Task brief — Everything in the listing below must be duplicated exactly.

-------- Data to process --------

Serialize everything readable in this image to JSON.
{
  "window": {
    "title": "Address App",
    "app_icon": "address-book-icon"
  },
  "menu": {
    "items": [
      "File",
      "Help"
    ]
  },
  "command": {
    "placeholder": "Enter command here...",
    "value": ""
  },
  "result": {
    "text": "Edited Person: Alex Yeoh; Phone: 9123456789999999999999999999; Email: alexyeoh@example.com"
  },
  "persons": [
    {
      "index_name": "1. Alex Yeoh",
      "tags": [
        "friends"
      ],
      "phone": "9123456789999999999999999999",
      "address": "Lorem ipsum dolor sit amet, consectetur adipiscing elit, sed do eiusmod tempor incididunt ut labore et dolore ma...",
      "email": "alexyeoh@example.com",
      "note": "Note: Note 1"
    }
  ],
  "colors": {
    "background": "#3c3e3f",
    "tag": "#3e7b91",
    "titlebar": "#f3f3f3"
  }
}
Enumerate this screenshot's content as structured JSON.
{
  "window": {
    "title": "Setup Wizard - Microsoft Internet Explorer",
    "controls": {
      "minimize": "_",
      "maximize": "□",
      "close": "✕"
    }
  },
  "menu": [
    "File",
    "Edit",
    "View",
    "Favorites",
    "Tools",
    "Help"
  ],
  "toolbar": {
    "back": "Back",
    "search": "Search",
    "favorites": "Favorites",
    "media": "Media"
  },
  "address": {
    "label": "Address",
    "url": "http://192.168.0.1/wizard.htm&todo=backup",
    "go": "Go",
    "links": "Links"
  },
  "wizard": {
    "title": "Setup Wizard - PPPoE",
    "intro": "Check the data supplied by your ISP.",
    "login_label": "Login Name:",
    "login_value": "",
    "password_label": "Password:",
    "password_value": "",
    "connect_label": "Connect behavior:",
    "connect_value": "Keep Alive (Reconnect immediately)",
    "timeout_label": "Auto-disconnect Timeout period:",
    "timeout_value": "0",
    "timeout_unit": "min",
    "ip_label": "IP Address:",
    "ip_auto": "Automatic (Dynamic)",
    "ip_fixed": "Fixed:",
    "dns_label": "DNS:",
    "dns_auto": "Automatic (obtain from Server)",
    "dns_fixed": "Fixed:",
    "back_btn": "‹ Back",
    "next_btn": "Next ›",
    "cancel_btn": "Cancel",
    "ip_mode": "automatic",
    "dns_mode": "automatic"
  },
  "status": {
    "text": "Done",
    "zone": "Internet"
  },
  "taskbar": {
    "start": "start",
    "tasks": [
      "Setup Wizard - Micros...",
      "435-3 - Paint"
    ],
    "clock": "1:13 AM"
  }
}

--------

Solution —
Serialize everything readable in this image to JSON.
{
  "window": {
    "title": "Address App",
    "app_icon": "address-book-icon"
  },
  "menu": {
    "items": [
      "File",
      "Help"
    ]
  },
  "command": {
    "placeholder": "Enter command here...",
    "value": ""
  },
  "result": {
    "text": "Edited Person: Alex Yeoh; Phone: 9123456789999999999999999999; Email: alexyeoh@example.com"
  },
  "persons": [
    {
      "index_name": "1. Alex Yeoh",
      "tags": [
        "friends"
      ],
      "phone": "9123456789999999999999999999",
      "address": "Lorem ipsum dolor sit amet, consectetur adipiscing elit, sed do eiusmod tempor incididunt ut labore et dolore ma...",
      "email": "alexyeoh@example.com",
      "note": "Note: Note 1"
    }
  ],
  "colors": {
    "background": "#3c3e3f",
    "tag": "#3e7b91",
    "titlebar": "#f3f3f3"
  }
}
Enumerate this screenshot's content as structured JSON.
{
  "window": {
    "title": "Setup Wizard - Microsoft Internet Explorer",
    "controls": {
      "minimize": "_",
      "maximize": "□",
      "close": "✕"
    }
  },
  "menu": [
    "File",
    "Edit",
    "View",
    "Favorites",
    "Tools",
    "Help"
  ],
  "toolbar": {
    "back": "Back",
    "search": "Search",
    "favorites": "Favorites",
    "media": "Media"
  },
  "address": {
    "label": "Address",
    "url": "http://192.168.0.1/wizard.htm&todo=backup",
    "go": "Go",
    "links": "Links"
  },
  "wizard": {
    "title": "Setup Wizard - PPPoE",
    "intro": "Check the data supplied by your ISP.",
    "login_label": "Login Name:",
    "login_value": "",
    "password_label": "Password:",
    "password_value": "",
    "connect_label": "Connect behavior:",
    "connect_value": "Keep Alive (Reconnect immediately)",
    "timeout_label": "Auto-disconnect Timeout period:",
    "timeout_value": "0",
    "timeout_unit": "min",
    "ip_label": "IP Address:",
    "ip_auto": "Automatic (Dynamic)",
    "ip_fixed": "Fixed:",
    "dns_label": "DNS:",
    "dns_auto": "Automatic (obtain from Server)",
    "dns_fixed": "Fixed:",
    "back_btn": "‹ Back",
    "next_btn": "Next ›",
    "cancel_btn": "Cancel",
    "ip_mode": "automatic",
    "dns_mode": "automatic"
  },
  "status": {
    "text": "Done",
    "zone": "Internet"
  },
  "taskbar": {
    "start": "start",
    "tasks": [
      "Setup Wizard - Micros...",
      "435-3 - Paint"
    ],
    "clock": "1:13 AM"
  }
}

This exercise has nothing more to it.